Reinhart/Rogoff on Debt

The recent discussion around the study on the economic consequences of public debt by Harvard economics professors Carmen Reinhart and Kenneth Rogoff is mainly about statistical methodology. About which I will not comment. However, the question of public debt has played a major role in European and US history for many centuries, including recent history since 1700. The South Sea Bubble in England and the Mississippi Bubble in France in1720 led to political changes in both countries. In England it ushered in the Whig Supremacy (and Salutary Neglect) of Sir Robert Walpole and Henry Pelham (1720-1760) who pursued low taxes which permitted the capital accumulation for industrialization. It ended with the succession of George III. The Peace of Paris (1763) ended the Seven Years’ War which gained victories for England but left England with the largest national debt in its history. George III’s King’s Friends sought to increase taxes in England and America, creating a new Whig opposition in both. Another success in the Seven Years’ War was the gaining of Indian provinces by the English East India Company. It re-assigned land property rights in Bengal, creating a famine and a fall in its stock price on the London Exchange. The English parliament sought to boast the stock price by creating an East India bureaucracy in the colonies to export tea.

(The colonists bought tea from the Dutch through its islands in the Caribbean at lower prices.) The Boston Tea Party led to the abolition of the Massachusetts charter, the military occupation of Boston and the meeting of the Continental Congress. The new French king decided to go beyond secret help to the Americans by going to war with England. France and America were successful but at the price of a much larger national debt for France.

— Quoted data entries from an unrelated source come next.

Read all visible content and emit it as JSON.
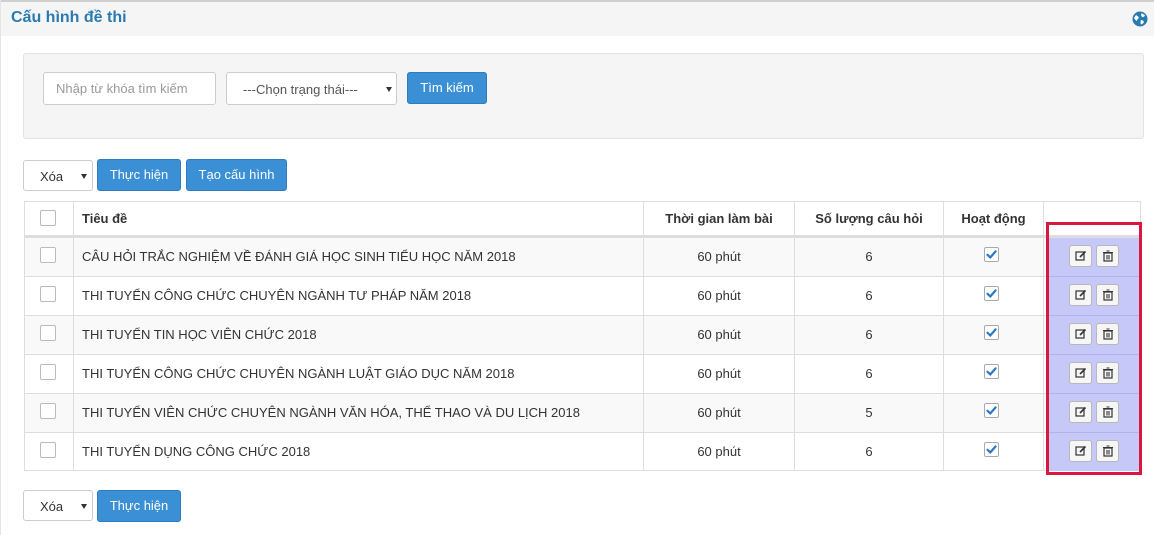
{
  "header": {
    "title": "Cấu hình đề thi",
    "globe_icon": "globe-icon"
  },
  "search": {
    "keyword_placeholder": "Nhập từ khóa tìm kiếm",
    "status_selected": "---Chọn trạng thái---",
    "search_button": "Tìm kiếm"
  },
  "actions_top": {
    "selected": "Xóa",
    "execute": "Thực hiện",
    "create": "Tạo cấu hình"
  },
  "actions_bottom": {
    "selected": "Xóa",
    "execute": "Thực hiện"
  },
  "table": {
    "columns": [
      "",
      "Tiêu đề",
      "Thời gian làm bài",
      "Số lượng câu hỏi",
      "Hoạt động",
      ""
    ],
    "rows": [
      {
        "title": "CÂU HỎI TRẮC NGHIỆM VỀ ĐÁNH GIÁ HỌC SINH TIỂU HỌC NĂM 2018",
        "time": "60 phút",
        "count": "6",
        "active": true
      },
      {
        "title": "THI TUYỂN CÔNG CHỨC CHUYÊN NGÀNH TƯ PHÁP NĂM 2018",
        "time": "60 phút",
        "count": "6",
        "active": true
      },
      {
        "title": "THI TUYỂN TIN HỌC VIÊN CHỨC 2018",
        "time": "60 phút",
        "count": "6",
        "active": true
      },
      {
        "title": "THI TUYỂN CÔNG CHỨC CHUYÊN NGÀNH LUẬT GIÁO DỤC NĂM 2018",
        "time": "60 phút",
        "count": "6",
        "active": true
      },
      {
        "title": "THI TUYỂN VIÊN CHỨC CHUYÊN NGÀNH VĂN HÓA, THỂ THAO VÀ DU LỊCH 2018",
        "time": "60 phút",
        "count": "5",
        "active": true
      },
      {
        "title": "THI TUYỂN DỤNG CÔNG CHỨC 2018",
        "time": "60 phút",
        "count": "6",
        "active": true
      }
    ],
    "row_icons": {
      "edit": "edit-icon",
      "delete": "trash-icon"
    }
  },
  "colors": {
    "primary": "#3a8fd5",
    "title": "#2a7ab0",
    "highlight": "#c6c9f7",
    "annotation": "#d8183f"
  }
}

The French Revolution followed, as well as a war between England and France. England’s defeat of Napoleon found it with another huge debt. England
returned to the Gold Standard. It reformed its parliament and ushered in free trade. It had sound economic policy set by William Gladstone for almost half a century, while France kept its tariffs and experienced revolutions in 1830, 1848 and 1871. These policy decisions may help to illuminate the purely statistical analysis in the economic studies.